LPC/LMHC

These letters stand for Licensed Professional Counselor and Licensed Mental Health Counselor respectively. They are two titles for basically the same type of degree. You need to have a master’s in counseling and then must undergo 2,000-4,000 hours of supervised clinical counseling experience.

LMFT

The Licensed Marital and Family Therapist is a master level degree with a specialized concentration in marital and family therapy. These therapists will likely focus on working with families and couples. Like an LPC, they must undergo thousands of hours of supervised experience and pass an exam to obtain licensure.

LCSW/LISW

A Licensed Clinical Social Worker may perform the same duties as other master’s level clinicians but they begin by receiving a social work degree. Looking at problems from a social work background may provide them with a community perspective on people’s issues.

Deciphering the letters at the end of a professional’s name can be its own course of study. The main difference between a therapist’s credentials is in the type of education received and an emphasis on different aspects of therapy. In the end, it doesn’t matter exactly what letters someone has following their name; if you like your therapist and you find them helpful (and they are licensed), they are qualified to help you with your problems.

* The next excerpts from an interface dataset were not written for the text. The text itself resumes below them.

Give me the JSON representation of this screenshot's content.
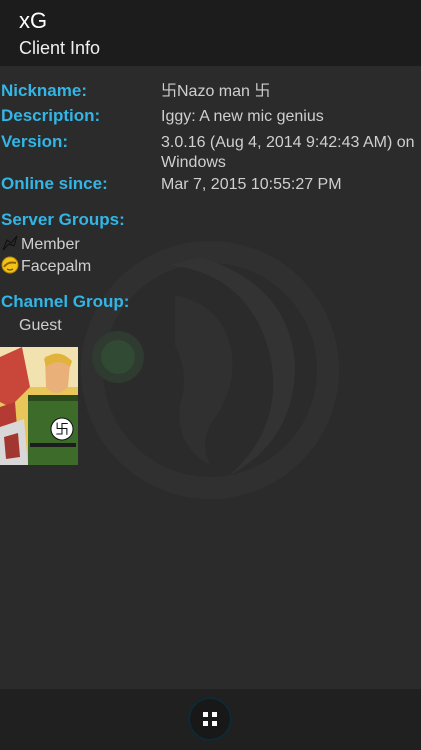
{
  "header": {
    "title": "xG",
    "subtitle": "Client Info"
  },
  "info": {
    "nickname_label": "Nickname:",
    "nickname_value": "卐Nazo man 卐",
    "description_label": "Description:",
    "description_value": "Iggy: A new mic genius",
    "version_label": "Version:",
    "version_value": "3.0.16 (Aug 4, 2014 9:42:43 AM) on Windows",
    "online_label": "Online since:",
    "online_value": "Mar 7, 2015 10:55:27 PM"
  },
  "server_groups": {
    "label": "Server Groups:",
    "items": [
      {
        "name": "Member",
        "icon": "member-icon"
      },
      {
        "name": "Facepalm",
        "icon": "facepalm-icon"
      }
    ]
  },
  "channel_group": {
    "label": "Channel Group:",
    "value": "Guest"
  },
  "colors": {
    "accent": "#33b5e5",
    "background": "#2b2b2b",
    "titlebar": "#1c1c1c"
  },
  "navigation": {
    "menu_icon": "grid-menu-icon"
  }
}
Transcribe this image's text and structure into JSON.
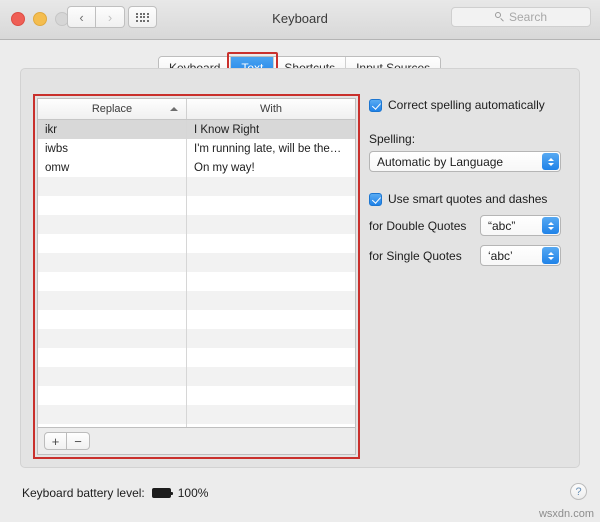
{
  "window": {
    "title": "Keyboard",
    "traffic_lights": [
      "close-red",
      "minimize-yellow",
      "zoom-disabled"
    ],
    "nav": {
      "back": "‹",
      "forward": "›"
    },
    "show_all_icon": "grid-icon"
  },
  "search": {
    "placeholder": "Search",
    "icon": "search-icon"
  },
  "tabs": [
    {
      "label": "Keyboard",
      "selected": false
    },
    {
      "label": "Text",
      "selected": true
    },
    {
      "label": "Shortcuts",
      "selected": false
    },
    {
      "label": "Input Sources",
      "selected": false
    }
  ],
  "table": {
    "columns": [
      {
        "label": "Replace",
        "sorted": "ascending",
        "sort_icon": "chevron-up-icon"
      },
      {
        "label": "With",
        "sorted": "none"
      }
    ],
    "rows": [
      {
        "replace": "ikr",
        "with": "I Know Right",
        "selected": true
      },
      {
        "replace": "iwbs",
        "with": "I'm running late, will be the…",
        "selected": false
      },
      {
        "replace": "omw",
        "with": "On my way!",
        "selected": false
      }
    ],
    "empty_row_count": 14,
    "add_button": "+",
    "remove_button": "−"
  },
  "options": {
    "correct_spelling": {
      "label": "Correct spelling automatically",
      "checked": true
    },
    "spelling_label": "Spelling:",
    "spelling_value": "Automatic by Language",
    "smart_quotes": {
      "label": "Use smart quotes and dashes",
      "checked": true
    },
    "double_quotes_label": "for Double Quotes",
    "double_quotes_value": "“abc”",
    "single_quotes_label": "for Single Quotes",
    "single_quotes_value": "‘abc’"
  },
  "status": {
    "battery_label": "Keyboard battery level:",
    "battery_icon": "battery-full-icon",
    "battery_percent": "100%",
    "help_button": "?"
  },
  "watermark": "wsxdn.com",
  "annotations": {
    "highlight_color": "#c9302c",
    "boxes": [
      "text-tab",
      "text-replacement-table"
    ]
  }
}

MS Broudy is a psychologist, writer, and consultant. He has a Ph.D. in Clinical Psychology and a master’s degree in Social Psychology. He has spent over 20 years providing therapy and assessment services for a diverse set of clients. MS specializes in writing about mental health, parenting, and wellness. He has his own blog, mentalspokes.com, where he writes about psychological issues.